More than 90 first responders, municipal staff and partners took part recently in a training exercise, which simulated the collision of two airplanes at Chatham-Kent’s municipal airport.
Local media were not invited to attend.
“The event was held in order to test the readiness of municipal emergency disaster plans,” explained Chatham-Kent Fire & Emergency Services Assistant Chief Bob Davidson in a release. “It was a great opportunity for all agencies to work together and practice the protocols and procedures that are there in case our community ever needs them.”
Assisting in staging and assessing the event was the Loomex Group, which brought part of a jet fuselage to the airport and prepared a scenario, which tested the ability of fire, EMS and police to respond to a major incident.
Officials were only told in advance that the simulation involved a plane crash. Once there, information was relayed to first responders by Trent Gervais, CEO for the Loomex Group, and his team.
The single plane incident turned into a collision with two planes, one of which was later found to have had radioactive materials on board. The incident was further complicated by reports that one passenger had a weapon and a hostage, leading to concerns of terrorism.

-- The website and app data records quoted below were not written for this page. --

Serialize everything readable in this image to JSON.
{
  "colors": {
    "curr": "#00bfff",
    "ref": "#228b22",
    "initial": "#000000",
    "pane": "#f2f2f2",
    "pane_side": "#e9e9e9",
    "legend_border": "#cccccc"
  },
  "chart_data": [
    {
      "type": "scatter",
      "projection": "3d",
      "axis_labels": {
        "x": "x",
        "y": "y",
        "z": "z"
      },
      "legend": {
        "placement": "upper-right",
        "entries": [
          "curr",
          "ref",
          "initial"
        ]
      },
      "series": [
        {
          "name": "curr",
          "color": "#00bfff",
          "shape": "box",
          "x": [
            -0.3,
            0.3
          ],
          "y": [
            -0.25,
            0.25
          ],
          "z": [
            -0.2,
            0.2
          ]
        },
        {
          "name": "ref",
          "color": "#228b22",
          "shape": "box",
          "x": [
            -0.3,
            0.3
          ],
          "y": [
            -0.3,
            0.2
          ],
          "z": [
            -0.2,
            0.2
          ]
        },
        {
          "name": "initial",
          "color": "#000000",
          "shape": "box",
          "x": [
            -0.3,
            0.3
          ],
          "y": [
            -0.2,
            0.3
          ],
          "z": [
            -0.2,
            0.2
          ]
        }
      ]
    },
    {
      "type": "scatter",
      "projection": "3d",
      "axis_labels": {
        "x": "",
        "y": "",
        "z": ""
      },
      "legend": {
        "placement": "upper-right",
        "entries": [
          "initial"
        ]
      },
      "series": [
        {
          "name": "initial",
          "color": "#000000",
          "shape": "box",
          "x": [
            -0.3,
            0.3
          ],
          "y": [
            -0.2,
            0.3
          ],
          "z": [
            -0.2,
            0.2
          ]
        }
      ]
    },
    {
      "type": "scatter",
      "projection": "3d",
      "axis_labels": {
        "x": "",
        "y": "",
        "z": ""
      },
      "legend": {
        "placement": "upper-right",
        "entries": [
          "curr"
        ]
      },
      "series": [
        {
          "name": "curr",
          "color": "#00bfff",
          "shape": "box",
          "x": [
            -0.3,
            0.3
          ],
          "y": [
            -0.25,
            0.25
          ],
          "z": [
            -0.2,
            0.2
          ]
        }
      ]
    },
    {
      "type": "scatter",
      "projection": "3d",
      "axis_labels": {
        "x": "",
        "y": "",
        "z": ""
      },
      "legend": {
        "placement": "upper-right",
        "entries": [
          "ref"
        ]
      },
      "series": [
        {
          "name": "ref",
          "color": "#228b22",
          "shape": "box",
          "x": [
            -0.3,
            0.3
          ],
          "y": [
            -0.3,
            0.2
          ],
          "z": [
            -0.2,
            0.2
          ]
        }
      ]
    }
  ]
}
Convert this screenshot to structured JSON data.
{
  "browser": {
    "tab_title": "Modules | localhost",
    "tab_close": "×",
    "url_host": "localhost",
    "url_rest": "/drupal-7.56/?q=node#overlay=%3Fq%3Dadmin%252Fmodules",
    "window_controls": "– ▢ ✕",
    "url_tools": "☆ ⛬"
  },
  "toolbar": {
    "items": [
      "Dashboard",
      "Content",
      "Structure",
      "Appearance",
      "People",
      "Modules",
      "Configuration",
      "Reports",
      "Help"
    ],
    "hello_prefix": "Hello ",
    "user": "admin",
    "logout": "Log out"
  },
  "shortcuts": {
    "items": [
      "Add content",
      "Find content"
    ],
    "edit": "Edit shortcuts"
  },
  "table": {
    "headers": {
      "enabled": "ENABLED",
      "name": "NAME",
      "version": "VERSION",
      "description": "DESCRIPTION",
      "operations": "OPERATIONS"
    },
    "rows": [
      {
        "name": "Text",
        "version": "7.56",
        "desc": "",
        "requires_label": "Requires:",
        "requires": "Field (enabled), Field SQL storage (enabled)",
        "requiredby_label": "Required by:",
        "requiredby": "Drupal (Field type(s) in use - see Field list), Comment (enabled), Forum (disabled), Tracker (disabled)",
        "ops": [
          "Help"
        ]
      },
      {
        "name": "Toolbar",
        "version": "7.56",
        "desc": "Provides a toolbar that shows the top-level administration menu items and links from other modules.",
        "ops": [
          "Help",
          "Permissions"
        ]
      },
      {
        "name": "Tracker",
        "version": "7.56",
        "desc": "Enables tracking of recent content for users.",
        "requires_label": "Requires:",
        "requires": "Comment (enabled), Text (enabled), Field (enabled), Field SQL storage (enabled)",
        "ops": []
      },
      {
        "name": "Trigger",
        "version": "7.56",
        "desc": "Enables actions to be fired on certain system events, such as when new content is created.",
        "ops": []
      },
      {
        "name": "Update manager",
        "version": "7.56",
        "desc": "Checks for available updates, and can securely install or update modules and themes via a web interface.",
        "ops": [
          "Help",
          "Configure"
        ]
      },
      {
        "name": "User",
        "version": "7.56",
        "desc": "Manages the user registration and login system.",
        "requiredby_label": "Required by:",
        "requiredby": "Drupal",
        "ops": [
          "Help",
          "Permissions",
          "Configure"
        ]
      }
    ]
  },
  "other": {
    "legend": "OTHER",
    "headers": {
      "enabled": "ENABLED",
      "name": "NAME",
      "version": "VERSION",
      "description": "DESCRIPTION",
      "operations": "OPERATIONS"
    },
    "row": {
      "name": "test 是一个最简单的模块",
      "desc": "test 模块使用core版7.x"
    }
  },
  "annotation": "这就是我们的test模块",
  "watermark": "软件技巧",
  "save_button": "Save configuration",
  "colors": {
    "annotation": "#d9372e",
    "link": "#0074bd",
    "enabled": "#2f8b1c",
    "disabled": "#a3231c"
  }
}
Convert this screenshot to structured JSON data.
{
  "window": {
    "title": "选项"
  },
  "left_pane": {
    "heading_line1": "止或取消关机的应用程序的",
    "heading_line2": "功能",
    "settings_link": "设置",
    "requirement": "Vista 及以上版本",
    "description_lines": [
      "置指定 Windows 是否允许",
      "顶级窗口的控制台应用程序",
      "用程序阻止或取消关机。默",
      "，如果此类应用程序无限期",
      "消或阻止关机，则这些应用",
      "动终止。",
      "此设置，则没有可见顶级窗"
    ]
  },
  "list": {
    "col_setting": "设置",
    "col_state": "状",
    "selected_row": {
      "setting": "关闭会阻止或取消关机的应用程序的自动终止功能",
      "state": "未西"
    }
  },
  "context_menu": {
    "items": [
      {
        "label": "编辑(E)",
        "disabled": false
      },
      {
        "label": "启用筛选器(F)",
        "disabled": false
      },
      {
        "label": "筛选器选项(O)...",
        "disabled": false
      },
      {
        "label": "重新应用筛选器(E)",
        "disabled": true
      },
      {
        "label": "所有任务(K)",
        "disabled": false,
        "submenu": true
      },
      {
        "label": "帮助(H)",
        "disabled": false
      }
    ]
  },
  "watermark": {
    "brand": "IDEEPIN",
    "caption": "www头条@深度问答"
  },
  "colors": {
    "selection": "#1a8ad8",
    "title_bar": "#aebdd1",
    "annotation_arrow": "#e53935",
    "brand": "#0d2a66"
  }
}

Finally, a tornado watch was thrown into the mix.
Emergency personnel responded in real-time to the incident, putting out fires, dealing with medical aid for the injured and securing the airport.
After the simulation, participating staff were evaluated, de-briefed and discussed ways to improve.
The event highlighted a high degree of collaboration and teamwork between emergency responders and the entire municipal team,” said Chatham-Kent CAO Don Shropshire. “I was pleased with the result and the municipality remains committed to continual training and improvement of our emergency response capabilities.”
The Municipality of Chatham-Kent participates annually in mock emergencies. The Chatham-Kent Airport completes a paper tabletop emergency annually and a full simulation every four years as required by Transport Canada.